| Problem |
Could the listing be repeated exactly, with every picture dropped?

| Raw data |
<<<<
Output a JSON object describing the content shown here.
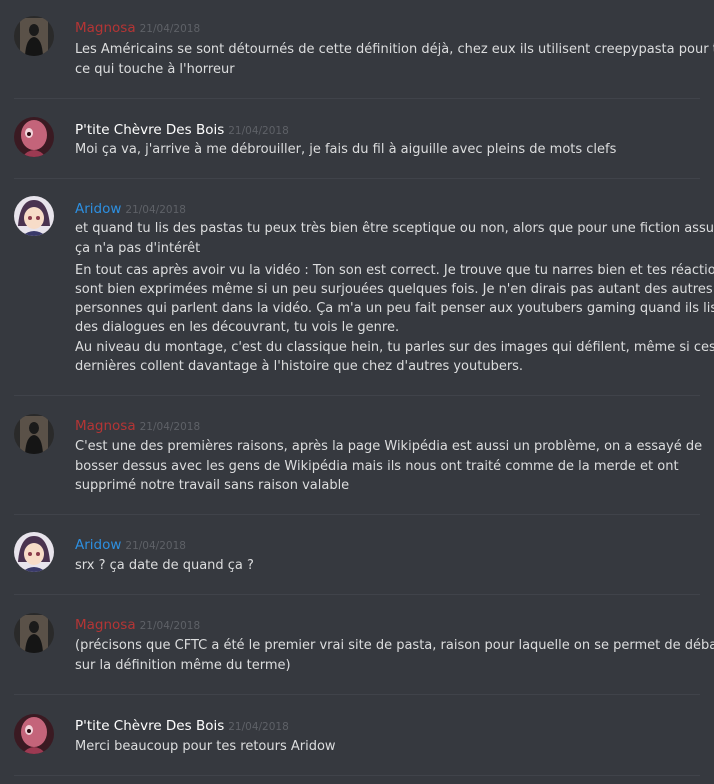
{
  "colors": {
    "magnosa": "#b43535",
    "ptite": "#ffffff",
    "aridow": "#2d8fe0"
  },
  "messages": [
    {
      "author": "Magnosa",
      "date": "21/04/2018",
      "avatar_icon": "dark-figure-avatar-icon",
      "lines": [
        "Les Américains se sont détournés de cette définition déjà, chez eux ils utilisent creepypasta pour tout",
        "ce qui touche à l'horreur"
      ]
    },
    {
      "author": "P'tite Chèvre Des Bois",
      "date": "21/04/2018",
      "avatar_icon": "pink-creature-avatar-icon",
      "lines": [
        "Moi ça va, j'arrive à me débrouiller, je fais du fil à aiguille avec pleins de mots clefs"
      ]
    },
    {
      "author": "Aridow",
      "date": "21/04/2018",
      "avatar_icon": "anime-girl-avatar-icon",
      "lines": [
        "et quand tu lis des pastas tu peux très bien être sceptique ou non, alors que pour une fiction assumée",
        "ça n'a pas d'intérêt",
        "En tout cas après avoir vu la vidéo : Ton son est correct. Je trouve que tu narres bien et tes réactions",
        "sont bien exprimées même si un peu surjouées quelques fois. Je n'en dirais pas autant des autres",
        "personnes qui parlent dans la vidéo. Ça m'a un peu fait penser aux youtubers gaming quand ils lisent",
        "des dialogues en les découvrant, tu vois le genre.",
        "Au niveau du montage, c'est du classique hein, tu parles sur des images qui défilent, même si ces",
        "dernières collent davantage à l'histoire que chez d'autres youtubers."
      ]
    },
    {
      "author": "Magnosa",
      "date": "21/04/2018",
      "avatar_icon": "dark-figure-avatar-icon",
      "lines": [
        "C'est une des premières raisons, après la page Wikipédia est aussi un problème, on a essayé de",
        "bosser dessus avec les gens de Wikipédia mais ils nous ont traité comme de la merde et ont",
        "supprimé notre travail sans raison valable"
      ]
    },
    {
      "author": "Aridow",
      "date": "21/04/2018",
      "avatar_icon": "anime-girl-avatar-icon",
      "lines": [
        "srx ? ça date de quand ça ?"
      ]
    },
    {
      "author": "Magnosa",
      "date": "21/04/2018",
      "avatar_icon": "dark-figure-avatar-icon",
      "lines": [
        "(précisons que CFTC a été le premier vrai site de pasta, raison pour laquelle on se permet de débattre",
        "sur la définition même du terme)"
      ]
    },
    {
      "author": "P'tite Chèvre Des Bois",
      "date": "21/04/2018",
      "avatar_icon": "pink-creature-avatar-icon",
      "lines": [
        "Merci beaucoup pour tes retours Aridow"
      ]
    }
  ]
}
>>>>
| Result of this task |
Output a JSON object describing the content shown here.
{
  "colors": {
    "magnosa": "#b43535",
    "ptite": "#ffffff",
    "aridow": "#2d8fe0"
  },
  "messages": [
    {
      "author": "Magnosa",
      "date": "21/04/2018",
      "avatar_icon": "dark-figure-avatar-icon",
      "lines": [
        "Les Américains se sont détournés de cette définition déjà, chez eux ils utilisent creepypasta pour tout",
        "ce qui touche à l'horreur"
      ]
    },
    {
      "author": "P'tite Chèvre Des Bois",
      "date": "21/04/2018",
      "avatar_icon": "pink-creature-avatar-icon",
      "lines": [
        "Moi ça va, j'arrive à me débrouiller, je fais du fil à aiguille avec pleins de mots clefs"
      ]
    },
    {
      "author": "Aridow",
      "date": "21/04/2018",
      "avatar_icon": "anime-girl-avatar-icon",
      "lines": [
        "et quand tu lis des pastas tu peux très bien être sceptique ou non, alors que pour une fiction assumée",
        "ça n'a pas d'intérêt",
        "En tout cas après avoir vu la vidéo : Ton son est correct. Je trouve que tu narres bien et tes réactions",
        "sont bien exprimées même si un peu surjouées quelques fois. Je n'en dirais pas autant des autres",
        "personnes qui parlent dans la vidéo. Ça m'a un peu fait penser aux youtubers gaming quand ils lisent",
        "des dialogues en les découvrant, tu vois le genre.",
        "Au niveau du montage, c'est du classique hein, tu parles sur des images qui défilent, même si ces",
        "dernières collent davantage à l'histoire que chez d'autres youtubers."
      ]
    },
    {
      "author": "Magnosa",
      "date": "21/04/2018",
      "avatar_icon": "dark-figure-avatar-icon",
      "lines": [
        "C'est une des premières raisons, après la page Wikipédia est aussi un problème, on a essayé de",
        "bosser dessus avec les gens de Wikipédia mais ils nous ont traité comme de la merde et ont",
        "supprimé notre travail sans raison valable"
      ]
    },
    {
      "author": "Aridow",
      "date": "21/04/2018",
      "avatar_icon": "anime-girl-avatar-icon",
      "lines": [
        "srx ? ça date de quand ça ?"
      ]
    },
    {
      "author": "Magnosa",
      "date": "21/04/2018",
      "avatar_icon": "dark-figure-avatar-icon",
      "lines": [
        "(précisons que CFTC a été le premier vrai site de pasta, raison pour laquelle on se permet de débattre",
        "sur la définition même du terme)"
      ]
    },
    {
      "author": "P'tite Chèvre Des Bois",
      "date": "21/04/2018",
      "avatar_icon": "pink-creature-avatar-icon",
      "lines": [
        "Merci beaucoup pour tes retours Aridow"
      ]
    }
  ]
}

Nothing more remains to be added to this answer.